----- THE DATA -----
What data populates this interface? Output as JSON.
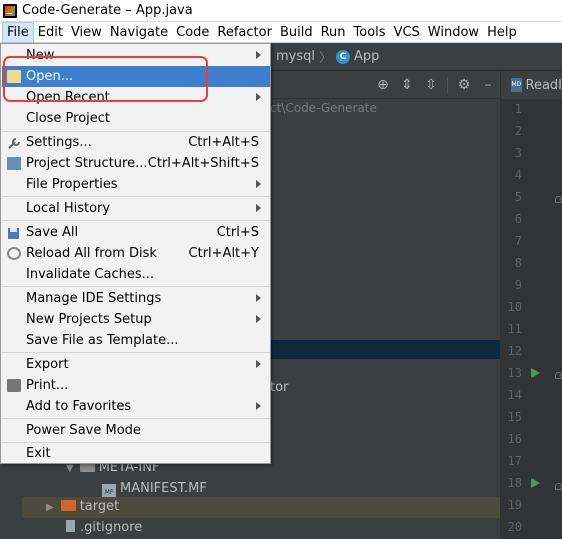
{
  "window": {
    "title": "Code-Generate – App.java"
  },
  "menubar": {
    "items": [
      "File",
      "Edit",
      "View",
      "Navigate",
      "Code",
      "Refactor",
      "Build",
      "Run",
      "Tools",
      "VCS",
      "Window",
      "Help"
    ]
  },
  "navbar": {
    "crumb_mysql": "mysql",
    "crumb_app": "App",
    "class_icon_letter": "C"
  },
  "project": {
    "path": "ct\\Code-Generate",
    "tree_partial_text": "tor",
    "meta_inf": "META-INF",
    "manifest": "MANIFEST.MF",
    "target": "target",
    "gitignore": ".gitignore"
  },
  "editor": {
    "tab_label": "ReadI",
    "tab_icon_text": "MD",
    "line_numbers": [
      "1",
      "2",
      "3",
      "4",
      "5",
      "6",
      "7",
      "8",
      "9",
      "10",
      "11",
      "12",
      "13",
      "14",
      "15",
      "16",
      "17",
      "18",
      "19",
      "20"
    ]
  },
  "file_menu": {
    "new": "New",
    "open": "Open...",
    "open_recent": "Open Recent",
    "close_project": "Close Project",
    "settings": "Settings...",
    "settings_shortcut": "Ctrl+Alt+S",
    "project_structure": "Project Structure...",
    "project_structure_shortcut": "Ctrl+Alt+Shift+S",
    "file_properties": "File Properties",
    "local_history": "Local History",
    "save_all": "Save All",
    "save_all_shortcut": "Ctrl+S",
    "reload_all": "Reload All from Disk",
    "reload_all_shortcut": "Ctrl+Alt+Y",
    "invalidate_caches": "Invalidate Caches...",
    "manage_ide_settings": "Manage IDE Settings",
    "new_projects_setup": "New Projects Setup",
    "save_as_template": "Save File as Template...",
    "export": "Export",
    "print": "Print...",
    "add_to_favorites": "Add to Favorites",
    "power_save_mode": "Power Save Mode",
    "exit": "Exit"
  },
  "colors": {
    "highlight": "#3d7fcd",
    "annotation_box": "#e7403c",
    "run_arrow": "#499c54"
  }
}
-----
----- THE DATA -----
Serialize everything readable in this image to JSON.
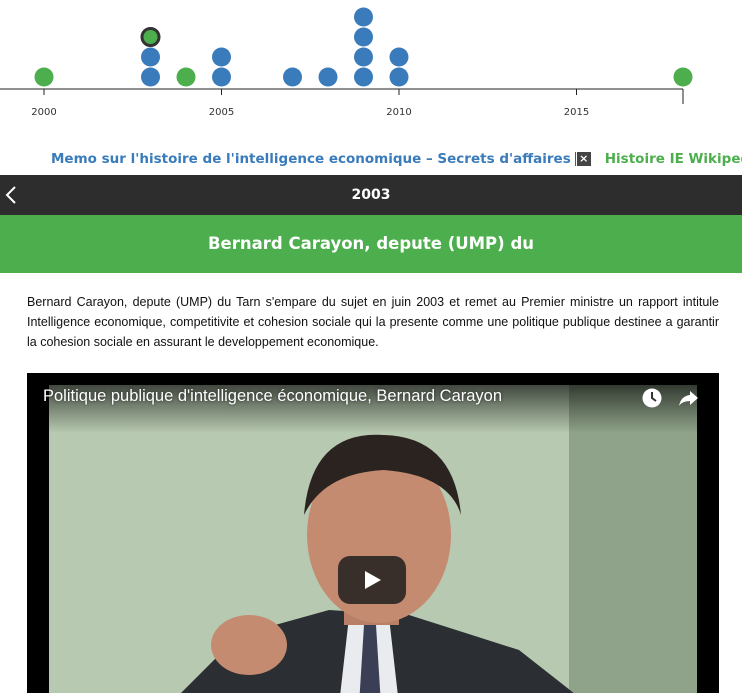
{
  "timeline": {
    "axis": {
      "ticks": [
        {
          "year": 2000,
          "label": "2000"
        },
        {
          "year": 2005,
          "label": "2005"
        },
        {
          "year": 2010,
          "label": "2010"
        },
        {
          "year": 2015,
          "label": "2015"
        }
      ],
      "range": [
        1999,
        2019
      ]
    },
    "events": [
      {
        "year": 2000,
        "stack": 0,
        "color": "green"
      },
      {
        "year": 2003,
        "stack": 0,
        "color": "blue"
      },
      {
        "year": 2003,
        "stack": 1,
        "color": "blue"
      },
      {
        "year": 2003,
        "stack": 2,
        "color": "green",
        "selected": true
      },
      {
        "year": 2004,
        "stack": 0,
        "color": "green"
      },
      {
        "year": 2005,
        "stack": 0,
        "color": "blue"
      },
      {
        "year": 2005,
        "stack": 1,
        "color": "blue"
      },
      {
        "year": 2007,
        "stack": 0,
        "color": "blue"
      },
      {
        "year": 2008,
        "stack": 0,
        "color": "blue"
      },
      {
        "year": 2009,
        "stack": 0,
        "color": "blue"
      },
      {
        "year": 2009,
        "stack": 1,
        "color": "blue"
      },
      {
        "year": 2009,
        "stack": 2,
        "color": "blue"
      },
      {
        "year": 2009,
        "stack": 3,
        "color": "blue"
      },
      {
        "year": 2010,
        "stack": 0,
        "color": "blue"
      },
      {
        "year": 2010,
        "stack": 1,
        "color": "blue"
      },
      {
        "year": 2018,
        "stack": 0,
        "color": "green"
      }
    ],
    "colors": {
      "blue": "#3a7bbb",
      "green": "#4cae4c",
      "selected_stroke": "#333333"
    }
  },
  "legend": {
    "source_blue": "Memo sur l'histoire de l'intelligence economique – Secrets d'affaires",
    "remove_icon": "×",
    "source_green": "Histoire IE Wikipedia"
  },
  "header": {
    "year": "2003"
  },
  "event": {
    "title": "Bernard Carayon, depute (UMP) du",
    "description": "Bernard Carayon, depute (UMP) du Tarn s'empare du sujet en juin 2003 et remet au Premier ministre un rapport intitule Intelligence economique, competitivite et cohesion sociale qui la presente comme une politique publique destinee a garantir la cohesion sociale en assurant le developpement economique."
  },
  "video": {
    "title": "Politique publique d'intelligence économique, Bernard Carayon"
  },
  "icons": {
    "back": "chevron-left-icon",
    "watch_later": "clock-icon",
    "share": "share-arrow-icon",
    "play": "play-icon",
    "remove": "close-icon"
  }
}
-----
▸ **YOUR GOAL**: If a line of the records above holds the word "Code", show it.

▸ **YOUR SOLUTION**:
    "title": "Code-Generate – App.java"
      "Code",
    "path": "ct\\Code-Generate",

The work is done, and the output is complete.